WARNING: There are spoilers ahead for the latest episode of Supernatural.
Maybe it’s just me, but this season of Supernatural has a season one vibe to it. The end of season ten was sort of like a reset for Sam and Dean. For the first time in a long time, no one had the Mark of Cain on them, no one was turning into a demon, or possessed by an angel. It’s just Sam and Dean on the road “saving people, hunting things – the family business.” Other series regulars like Castiel and Crowley have taken a back seat to the monster-of-the-week stories that the Winchester mythology was built on a decade ago. I feel like the writers are setting up a whole new story right now. Seasons 1-5 gave us the demon narrative while 6-10 was all about the angels. I don’t know how much longer Supernatural can continue, but we’re seeing the start of a third narrative. I don’t know what the writers have planned, but so far I like where this is going.
Amara is continuing on her quest to feed on souls until she grows stronger. This episode left us with some questions, the main one being how did Amara get out of Hell? When we last saw her, she looked ready to confront Crowley just as the King of Hell was beginning to realize that he was in way over his head. Whatever she’s doing on earth, I hope her tale remains big. Amara is being setup as the biggest villain this show has had since Lucifer. The Darkness was sold as a formidable foe for even God and all the angels. The writers are on the right track, they just need to develop this better than they did with the Leviathan.
The Supporting Cast
As much as I love the Sam and Dean show, I miss having Castiel and Crowley around. Two straight episodes doesn’t sound like much, but these two inject a life into the show that no other characters, not even Sam and Dean, can make up for when they’re gone. They are polar opposites of each other, when they’re on-screen together, the juxtaposition of the two always makes for an intriguing story. In a way, Castiel and Crowley are the Sam and Dean of the angels and demons, just taken to a whole new extreme. Hopefully the writers bring them together again soon.

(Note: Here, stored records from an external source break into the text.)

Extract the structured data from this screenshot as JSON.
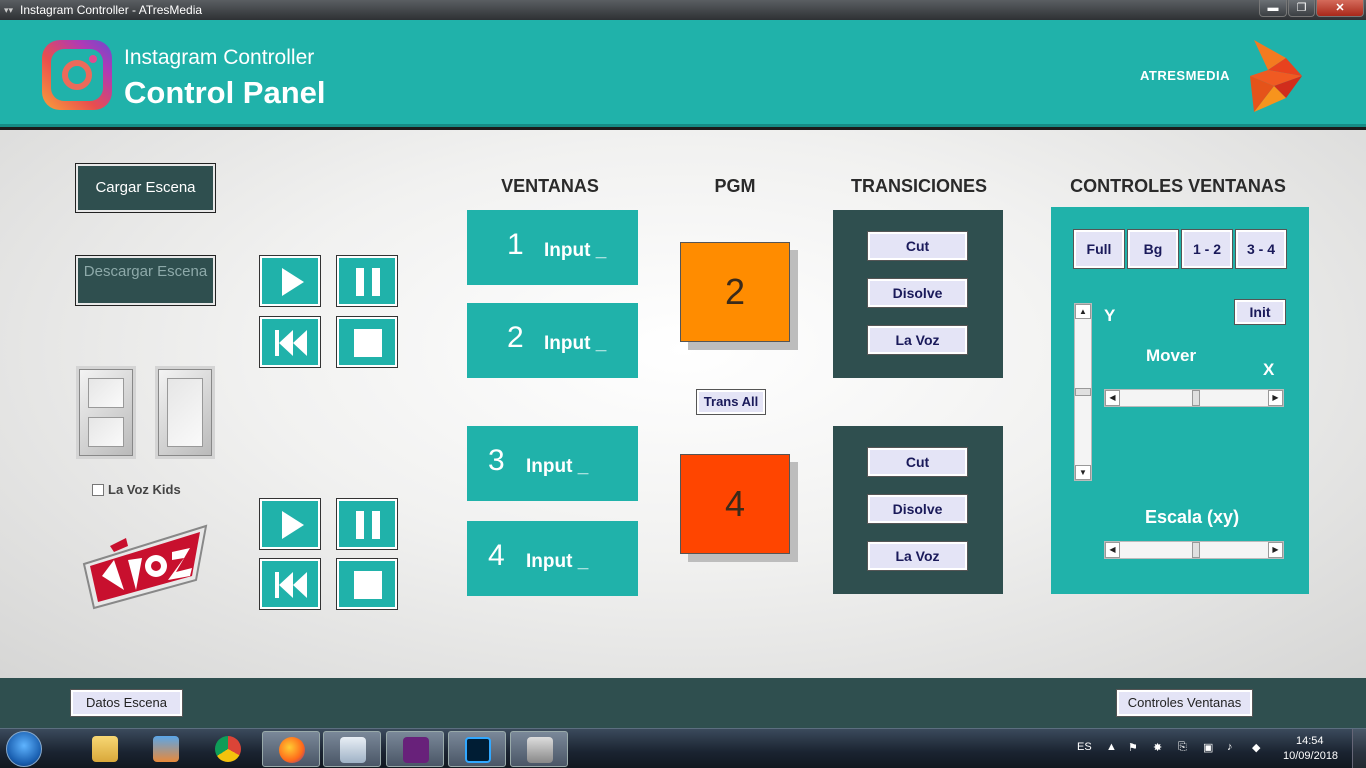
{
  "window": {
    "title": "Instagram Controller - ATresMedia",
    "minimize": "▬",
    "maximize": "❐",
    "close": "✕"
  },
  "header": {
    "subtitle": "Instagram Controller",
    "title": "Control Panel",
    "brand": "ATRESMEDIA"
  },
  "left": {
    "cargar_label": "Cargar Escena",
    "descargar_label": "Descargar Escena",
    "lavoz_kids_label": "La Voz Kids"
  },
  "columns": {
    "ventanas": "VENTANAS",
    "pgm": "PGM",
    "transiciones": "TRANSICIONES",
    "controles": "CONTROLES VENTANAS"
  },
  "windows": [
    {
      "num": "1",
      "label": "Input _"
    },
    {
      "num": "2",
      "label": "Input _"
    },
    {
      "num": "3",
      "label": "Input _"
    },
    {
      "num": "4",
      "label": "Input _"
    }
  ],
  "pgm": {
    "top_value": "2",
    "top_color": "#ff8c00",
    "bottom_value": "4",
    "bottom_color": "#ff4500",
    "trans_all_label": "Trans All"
  },
  "transitions": {
    "cut": "Cut",
    "disolve": "Disolve",
    "lavoz": "La Voz"
  },
  "controls": {
    "full": "Full",
    "bg": "Bg",
    "one_two": "1 - 2",
    "three_four": "3 - 4",
    "init": "Init",
    "y_label": "Y",
    "x_label": "X",
    "mover_label": "Mover",
    "escala_label": "Escala (xy)"
  },
  "footer": {
    "datos_label": "Datos Escena",
    "controles_label": "Controles Ventanas"
  },
  "taskbar": {
    "lang": "ES",
    "time": "14:54",
    "date": "10/09/2018"
  },
  "colors": {
    "teal": "#20b2aa",
    "dark_slate": "#2f4f4f"
  }
}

This one was a little more subtle, but I loved Amara watching Sam and Dean drive away at the end. Having her say, “See you soon, Dean” was such a great way to get us enthusiastic for the upcoming weeks. It’s also nice to remember that not every great scene needs action; sometimes one line sells the whole thing.
Thanks for reading!